**PROVIDED INFORMATION**:
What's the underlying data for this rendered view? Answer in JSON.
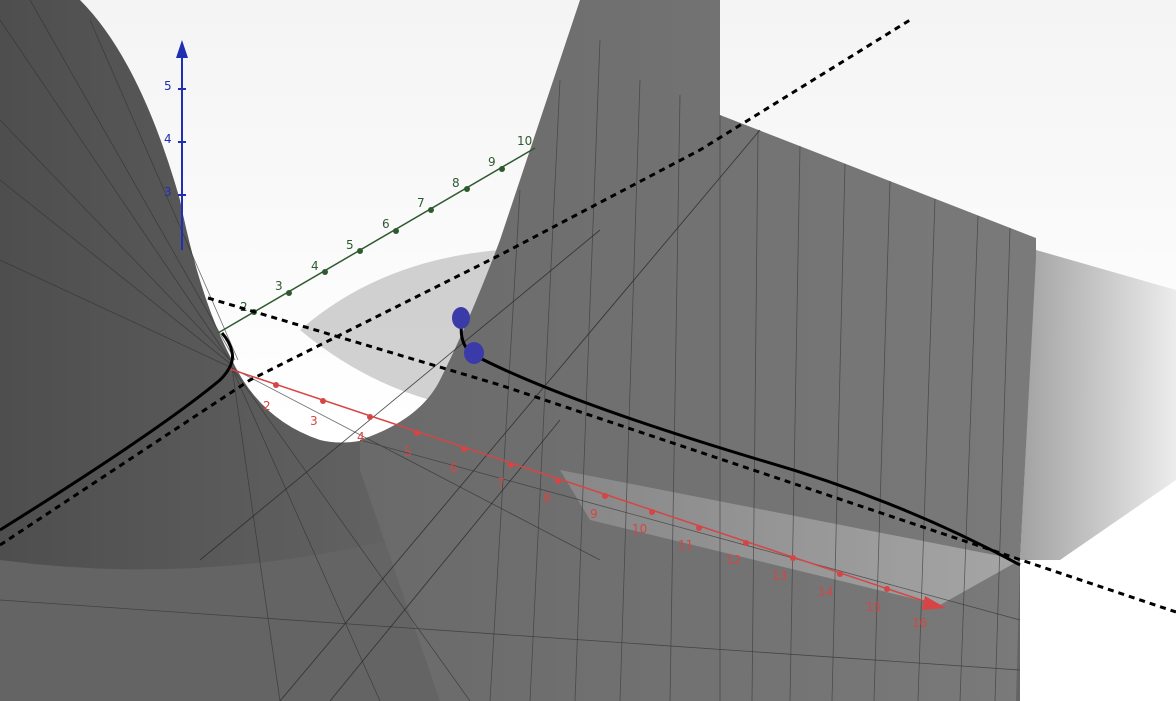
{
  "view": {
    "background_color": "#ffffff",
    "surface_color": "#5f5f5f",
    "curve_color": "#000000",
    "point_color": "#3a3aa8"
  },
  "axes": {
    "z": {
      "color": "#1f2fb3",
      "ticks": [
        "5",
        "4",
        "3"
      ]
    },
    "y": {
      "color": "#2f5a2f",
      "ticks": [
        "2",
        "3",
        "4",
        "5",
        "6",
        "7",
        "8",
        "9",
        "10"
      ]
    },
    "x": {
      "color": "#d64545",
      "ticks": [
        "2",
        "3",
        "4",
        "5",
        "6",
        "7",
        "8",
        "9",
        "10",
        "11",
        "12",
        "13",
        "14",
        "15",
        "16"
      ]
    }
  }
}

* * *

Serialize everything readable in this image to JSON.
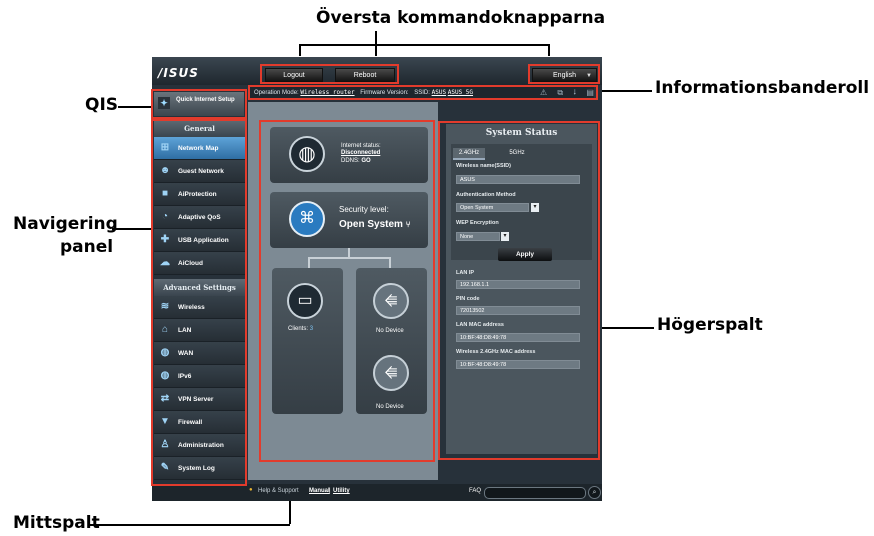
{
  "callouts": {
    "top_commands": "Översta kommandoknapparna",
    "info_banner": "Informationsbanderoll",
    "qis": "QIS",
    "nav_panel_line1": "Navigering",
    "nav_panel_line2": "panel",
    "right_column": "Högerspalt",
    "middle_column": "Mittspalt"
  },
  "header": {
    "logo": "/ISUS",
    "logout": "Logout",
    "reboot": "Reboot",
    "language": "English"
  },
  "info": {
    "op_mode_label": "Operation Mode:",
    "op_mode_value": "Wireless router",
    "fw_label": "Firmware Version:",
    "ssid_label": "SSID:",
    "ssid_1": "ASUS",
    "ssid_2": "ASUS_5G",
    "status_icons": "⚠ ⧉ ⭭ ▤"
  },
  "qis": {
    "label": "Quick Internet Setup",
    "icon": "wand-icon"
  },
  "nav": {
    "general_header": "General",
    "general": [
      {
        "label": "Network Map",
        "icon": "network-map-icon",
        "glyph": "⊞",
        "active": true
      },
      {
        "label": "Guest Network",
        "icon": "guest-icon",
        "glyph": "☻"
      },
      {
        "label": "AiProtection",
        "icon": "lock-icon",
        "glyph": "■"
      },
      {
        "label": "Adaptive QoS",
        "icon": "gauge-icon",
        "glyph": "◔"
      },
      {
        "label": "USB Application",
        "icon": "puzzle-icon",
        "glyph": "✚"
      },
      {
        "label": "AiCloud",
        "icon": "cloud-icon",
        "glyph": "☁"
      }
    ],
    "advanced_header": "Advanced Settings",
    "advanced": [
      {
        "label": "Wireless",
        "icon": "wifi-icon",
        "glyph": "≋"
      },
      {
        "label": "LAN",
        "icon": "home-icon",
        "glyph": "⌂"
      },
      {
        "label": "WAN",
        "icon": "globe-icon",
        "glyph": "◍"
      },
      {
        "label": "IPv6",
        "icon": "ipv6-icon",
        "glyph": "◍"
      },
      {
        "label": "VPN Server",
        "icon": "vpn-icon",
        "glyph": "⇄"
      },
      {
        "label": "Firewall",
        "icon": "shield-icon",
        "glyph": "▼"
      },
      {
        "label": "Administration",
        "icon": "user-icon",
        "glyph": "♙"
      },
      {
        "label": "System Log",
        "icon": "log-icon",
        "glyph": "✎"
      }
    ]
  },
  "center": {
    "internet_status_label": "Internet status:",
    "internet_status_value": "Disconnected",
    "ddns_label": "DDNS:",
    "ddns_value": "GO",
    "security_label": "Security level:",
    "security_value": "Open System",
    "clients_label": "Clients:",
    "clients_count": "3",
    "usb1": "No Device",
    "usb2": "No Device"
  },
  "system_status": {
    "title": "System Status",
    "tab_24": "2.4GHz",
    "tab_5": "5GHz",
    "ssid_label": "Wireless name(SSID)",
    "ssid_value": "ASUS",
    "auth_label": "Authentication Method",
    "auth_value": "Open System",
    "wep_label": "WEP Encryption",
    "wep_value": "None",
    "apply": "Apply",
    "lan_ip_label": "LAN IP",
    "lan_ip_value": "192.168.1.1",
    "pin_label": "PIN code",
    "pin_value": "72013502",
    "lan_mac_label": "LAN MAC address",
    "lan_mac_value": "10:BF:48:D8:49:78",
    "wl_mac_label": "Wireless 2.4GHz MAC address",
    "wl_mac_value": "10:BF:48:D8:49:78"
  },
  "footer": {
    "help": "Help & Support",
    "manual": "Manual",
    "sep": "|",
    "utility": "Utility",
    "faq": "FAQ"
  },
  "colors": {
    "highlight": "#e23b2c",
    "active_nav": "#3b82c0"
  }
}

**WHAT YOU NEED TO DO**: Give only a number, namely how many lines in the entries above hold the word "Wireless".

**YOUR SOLUTION**: 4